▶ [TASK STATEMENT] Determine the number of lines in the data below that hold "text"; give nothing but that number.

┌──

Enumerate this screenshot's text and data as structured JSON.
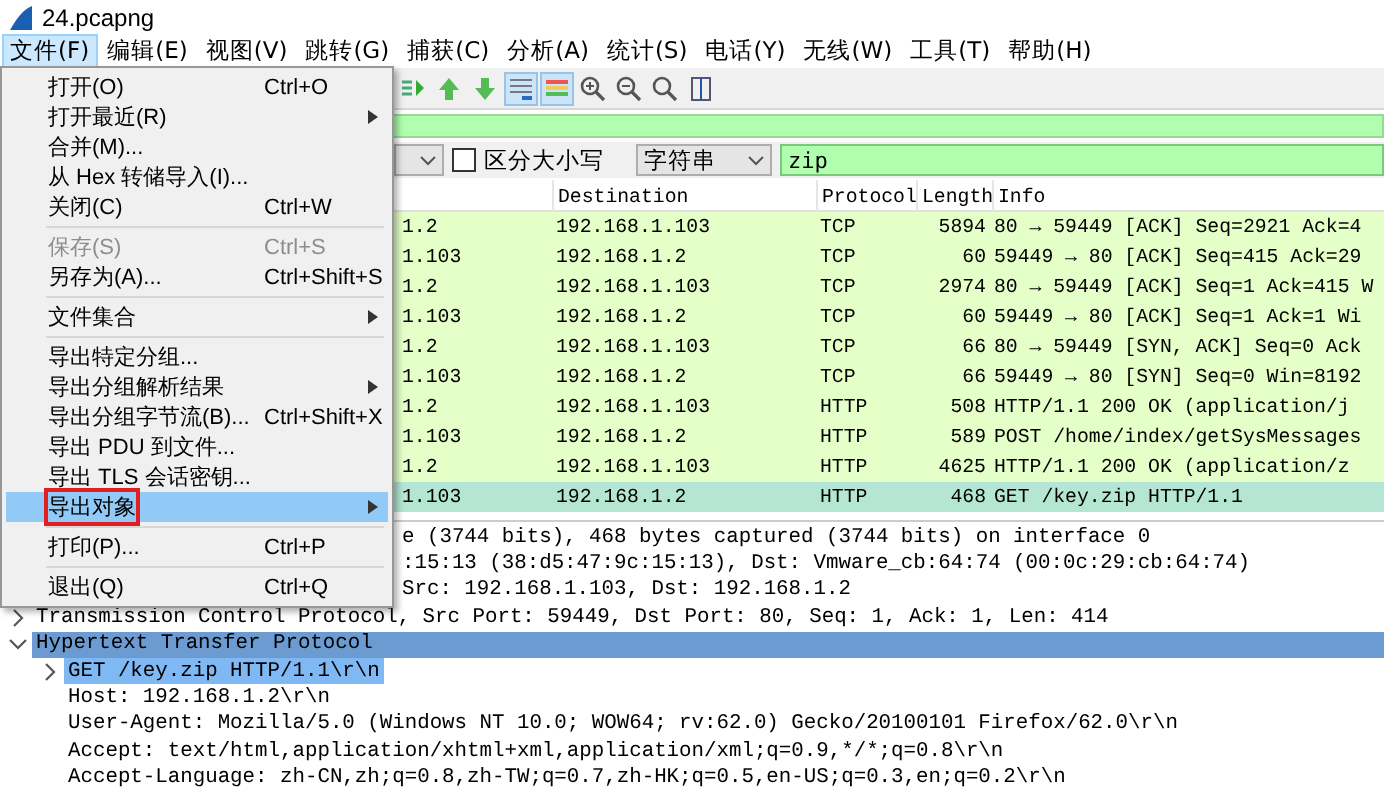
{
  "window": {
    "title": "24.pcapng"
  },
  "menubar": [
    {
      "label": "文件(F)",
      "selected": true
    },
    {
      "label": "编辑(E)",
      "selected": false
    },
    {
      "label": "视图(V)",
      "selected": false
    },
    {
      "label": "跳转(G)",
      "selected": false
    },
    {
      "label": "捕获(C)",
      "selected": false
    },
    {
      "label": "分析(A)",
      "selected": false
    },
    {
      "label": "统计(S)",
      "selected": false
    },
    {
      "label": "电话(Y)",
      "selected": false
    },
    {
      "label": "无线(W)",
      "selected": false
    },
    {
      "label": "工具(T)",
      "selected": false
    },
    {
      "label": "帮助(H)",
      "selected": false
    }
  ],
  "file_menu": [
    {
      "kind": "item",
      "label": "打开(O)",
      "shortcut": "Ctrl+O",
      "disabled": false,
      "selected": false
    },
    {
      "kind": "item",
      "label": "打开最近(R)",
      "submenu": true,
      "disabled": false,
      "selected": false
    },
    {
      "kind": "item",
      "label": "合并(M)...",
      "disabled": false,
      "selected": false
    },
    {
      "kind": "item",
      "label": "从 Hex 转储导入(I)...",
      "disabled": false,
      "selected": false
    },
    {
      "kind": "item",
      "label": "关闭(C)",
      "shortcut": "Ctrl+W",
      "disabled": false,
      "selected": false
    },
    {
      "kind": "separator"
    },
    {
      "kind": "item",
      "label": "保存(S)",
      "shortcut": "Ctrl+S",
      "disabled": true,
      "selected": false
    },
    {
      "kind": "item",
      "label": "另存为(A)...",
      "shortcut": "Ctrl+Shift+S",
      "disabled": false,
      "selected": false
    },
    {
      "kind": "separator"
    },
    {
      "kind": "item",
      "label": "文件集合",
      "submenu": true,
      "disabled": false,
      "selected": false
    },
    {
      "kind": "separator"
    },
    {
      "kind": "item",
      "label": "导出特定分组...",
      "disabled": false,
      "selected": false
    },
    {
      "kind": "item",
      "label": "导出分组解析结果",
      "submenu": true,
      "disabled": false,
      "selected": false
    },
    {
      "kind": "item",
      "label": "导出分组字节流(B)...",
      "shortcut": "Ctrl+Shift+X",
      "disabled": false,
      "selected": false
    },
    {
      "kind": "item",
      "label": "导出 PDU 到文件...",
      "disabled": false,
      "selected": false
    },
    {
      "kind": "item",
      "label": "导出 TLS 会话密钥...",
      "disabled": false,
      "selected": false
    },
    {
      "kind": "item",
      "label": "导出对象",
      "submenu": true,
      "disabled": false,
      "selected": true,
      "outlined": true
    },
    {
      "kind": "separator"
    },
    {
      "kind": "item",
      "label": "打印(P)...",
      "shortcut": "Ctrl+P",
      "disabled": false,
      "selected": false
    },
    {
      "kind": "separator"
    },
    {
      "kind": "item",
      "label": "退出(Q)",
      "shortcut": "Ctrl+Q",
      "disabled": false,
      "selected": false
    }
  ],
  "toolbar": {
    "autoscroll": true,
    "colorize": true
  },
  "search": {
    "case_sensitive_label": "区分大小写",
    "case_sensitive": false,
    "type": "字符串",
    "value": "zip"
  },
  "packet_list": {
    "columns": [
      "Destination",
      "Protocol",
      "Length",
      "Info"
    ],
    "rows": [
      {
        "source": "1.2",
        "destination": "192.168.1.103",
        "protocol": "TCP",
        "length": "5894",
        "info": "80 → 59449 [ACK] Seq=2921 Ack=4",
        "selected": false
      },
      {
        "source": "1.103",
        "destination": "192.168.1.2",
        "protocol": "TCP",
        "length": "60",
        "info": "59449 → 80 [ACK] Seq=415 Ack=29",
        "selected": false
      },
      {
        "source": "1.2",
        "destination": "192.168.1.103",
        "protocol": "TCP",
        "length": "2974",
        "info": "80 → 59449 [ACK] Seq=1 Ack=415 W",
        "selected": false
      },
      {
        "source": "1.103",
        "destination": "192.168.1.2",
        "protocol": "TCP",
        "length": "60",
        "info": "59449 → 80 [ACK] Seq=1 Ack=1 Wi",
        "selected": false
      },
      {
        "source": "1.2",
        "destination": "192.168.1.103",
        "protocol": "TCP",
        "length": "66",
        "info": "80 → 59449 [SYN, ACK] Seq=0 Ack",
        "selected": false
      },
      {
        "source": "1.103",
        "destination": "192.168.1.2",
        "protocol": "TCP",
        "length": "66",
        "info": "59449 → 80 [SYN] Seq=0 Win=8192",
        "selected": false
      },
      {
        "source": "1.2",
        "destination": "192.168.1.103",
        "protocol": "HTTP",
        "length": "508",
        "info": "HTTP/1.1 200 OK  (application/j",
        "selected": false
      },
      {
        "source": "1.103",
        "destination": "192.168.1.2",
        "protocol": "HTTP",
        "length": "589",
        "info": "POST /home/index/getSysMessages",
        "selected": false
      },
      {
        "source": "1.2",
        "destination": "192.168.1.103",
        "protocol": "HTTP",
        "length": "4625",
        "info": "HTTP/1.1 200 OK  (application/z",
        "selected": false
      },
      {
        "source": "1.103",
        "destination": "192.168.1.2",
        "protocol": "HTTP",
        "length": "468",
        "info": "GET /key.zip HTTP/1.1",
        "selected": true
      }
    ]
  },
  "details": [
    {
      "text": "e (3744 bits), 468 bytes captured (3744 bits) on interface 0",
      "covered": true,
      "selected": false,
      "highlighted": false
    },
    {
      "text": ":15:13 (38:d5:47:9c:15:13), Dst: Vmware_cb:64:74 (00:0c:29:cb:64:74)",
      "covered": true,
      "selected": false,
      "highlighted": false
    },
    {
      "text": "Src: 192.168.1.103, Dst: 192.168.1.2",
      "covered": true,
      "selected": false,
      "highlighted": false
    },
    {
      "text": "Transmission Control Protocol, Src Port: 59449, Dst Port: 80, Seq: 1, Ack: 1, Len: 414",
      "expanded": false,
      "selected": false,
      "highlighted": false
    },
    {
      "text": "Hypertext Transfer Protocol",
      "expanded": true,
      "selected": false,
      "highlighted": true,
      "children": [
        {
          "text": "GET /key.zip HTTP/1.1\\r\\n",
          "expanded": false,
          "selected": true,
          "highlighted": false
        },
        {
          "text": "Host: 192.168.1.2\\r\\n",
          "selected": false,
          "highlighted": false
        },
        {
          "text": "User-Agent: Mozilla/5.0 (Windows NT 10.0; WOW64; rv:62.0) Gecko/20100101 Firefox/62.0\\r\\n",
          "selected": false,
          "highlighted": false
        },
        {
          "text": "Accept: text/html,application/xhtml+xml,application/xml;q=0.9,*/*;q=0.8\\r\\n",
          "selected": false,
          "highlighted": false
        },
        {
          "text": "Accept-Language: zh-CN,zh;q=0.8,zh-TW;q=0.7,zh-HK;q=0.5,en-US;q=0.3,en;q=0.2\\r\\n",
          "selected": false,
          "highlighted": false
        }
      ]
    }
  ]
}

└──

▶ [REPLY TO THE TASK] 11